Apple’s iCloud seems like it’s always with us, working in the background even when we’re not looking. It’s always had our back – saving photos and other info that would normally have been lost in the ether. Now, Apple is revamping iCloud to make it work a whole lot more like other cloud storage systems, such as Dropbox, Google Drive, and OneDrive. It’s now called iCloud Drive, and finally will accept any type of file. You’ll only get 5GB of storage free before you have to pay, but the next 20GB of storage costs just $1.

Continuity links Apple ecosystem

Many of the improvements listed above are a result of Apple’s focus on continuity between iOS 8 and OS X Yosemite. Apple’s devices are known for working well together. However, design language and appearance haven’t always been consistent from version to version. However with OS X Yosemite, the experience becomes more cohesive. Not only did OS X Yosemite pick up a lot of design cues from iOS 7, it also added a ton of features designed to ensure seamless integration between iOS 8 and OS X devices. The one of the coolest continuity features is Handoff, which lets you switch from your iPhone to your MacBook mid-email.

Moving between devices is easier than ever: photos, messages, documents, calendars, contacts, and more all sync, from iOS device to OS X device. It’s lovely and very efficient.

iOS 8 is looking good

Overall, iOS 8 is all about taking the mobile OS to the next level in terms of connectivity and continuity. It’s also Apple’s way of preparing for a future in which everything is linked together, including our devices, our homes, our data, and even our bodies. Even though iOS 8 may not seem too revolutionary now, it is laying the foundations for the future of mobile and tech.

Tell us what you thought about WWDC in the comments below.

 

Comments

2 responses to “WWDC 2014 Recap”

Adverts

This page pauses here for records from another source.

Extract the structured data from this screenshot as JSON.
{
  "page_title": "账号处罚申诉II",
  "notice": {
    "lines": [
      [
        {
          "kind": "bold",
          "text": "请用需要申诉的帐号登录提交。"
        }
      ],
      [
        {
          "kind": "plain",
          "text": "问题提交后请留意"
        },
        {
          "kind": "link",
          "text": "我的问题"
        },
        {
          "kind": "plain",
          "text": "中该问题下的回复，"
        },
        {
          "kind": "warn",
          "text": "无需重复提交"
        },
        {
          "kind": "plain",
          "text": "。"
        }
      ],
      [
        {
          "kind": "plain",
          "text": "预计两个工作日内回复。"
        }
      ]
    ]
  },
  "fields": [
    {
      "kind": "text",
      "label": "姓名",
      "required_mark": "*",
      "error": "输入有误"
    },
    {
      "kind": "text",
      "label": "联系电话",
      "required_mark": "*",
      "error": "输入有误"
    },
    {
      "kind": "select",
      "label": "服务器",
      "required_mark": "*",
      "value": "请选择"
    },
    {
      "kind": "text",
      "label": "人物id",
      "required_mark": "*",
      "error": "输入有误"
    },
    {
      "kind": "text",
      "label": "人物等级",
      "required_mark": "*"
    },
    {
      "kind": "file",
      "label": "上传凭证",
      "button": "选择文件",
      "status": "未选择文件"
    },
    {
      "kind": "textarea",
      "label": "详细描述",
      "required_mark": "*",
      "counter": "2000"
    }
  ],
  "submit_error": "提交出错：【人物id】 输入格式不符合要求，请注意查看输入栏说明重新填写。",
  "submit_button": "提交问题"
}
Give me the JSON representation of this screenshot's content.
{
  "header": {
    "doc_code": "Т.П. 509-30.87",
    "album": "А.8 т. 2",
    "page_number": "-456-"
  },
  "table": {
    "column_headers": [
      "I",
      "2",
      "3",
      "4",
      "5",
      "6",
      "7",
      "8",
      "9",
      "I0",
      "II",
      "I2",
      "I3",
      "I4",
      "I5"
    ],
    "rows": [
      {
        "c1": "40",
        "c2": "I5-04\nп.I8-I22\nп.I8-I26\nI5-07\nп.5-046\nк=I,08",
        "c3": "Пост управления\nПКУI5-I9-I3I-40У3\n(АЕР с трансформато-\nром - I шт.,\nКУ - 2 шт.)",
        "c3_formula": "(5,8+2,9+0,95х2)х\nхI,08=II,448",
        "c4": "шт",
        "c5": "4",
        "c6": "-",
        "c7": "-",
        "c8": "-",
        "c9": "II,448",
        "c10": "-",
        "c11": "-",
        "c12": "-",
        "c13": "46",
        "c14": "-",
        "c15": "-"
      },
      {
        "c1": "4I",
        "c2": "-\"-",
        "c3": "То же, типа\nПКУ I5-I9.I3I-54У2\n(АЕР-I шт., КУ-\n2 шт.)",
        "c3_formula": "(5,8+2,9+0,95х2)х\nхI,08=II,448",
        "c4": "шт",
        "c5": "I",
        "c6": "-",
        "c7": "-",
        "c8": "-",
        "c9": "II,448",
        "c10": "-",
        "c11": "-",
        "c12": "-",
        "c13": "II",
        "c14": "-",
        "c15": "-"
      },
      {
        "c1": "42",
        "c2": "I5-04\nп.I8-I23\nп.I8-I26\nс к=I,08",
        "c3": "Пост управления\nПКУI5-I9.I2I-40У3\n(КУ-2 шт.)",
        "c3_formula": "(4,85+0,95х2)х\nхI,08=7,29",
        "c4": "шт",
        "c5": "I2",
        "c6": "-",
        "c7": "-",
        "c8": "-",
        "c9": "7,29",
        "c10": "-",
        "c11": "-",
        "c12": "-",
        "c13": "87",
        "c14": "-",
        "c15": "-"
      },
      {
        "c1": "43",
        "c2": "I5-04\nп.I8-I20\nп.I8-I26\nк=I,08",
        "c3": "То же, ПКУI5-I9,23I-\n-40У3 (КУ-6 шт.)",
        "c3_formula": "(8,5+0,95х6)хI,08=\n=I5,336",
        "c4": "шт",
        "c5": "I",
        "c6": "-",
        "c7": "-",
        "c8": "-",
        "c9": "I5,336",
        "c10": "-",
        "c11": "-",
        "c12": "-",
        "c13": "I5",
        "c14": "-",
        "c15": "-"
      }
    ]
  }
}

Mozilla reboots Firefox with a new version called “Quantum”
Leon Hitchens
Samsung validates Google ARCore
Leon Hitchens
Leaked video shows a working iPhone 8
Leon Hitchens

Adverts

The death of SoundCloud could end the podcast bubble
Leon Hitchens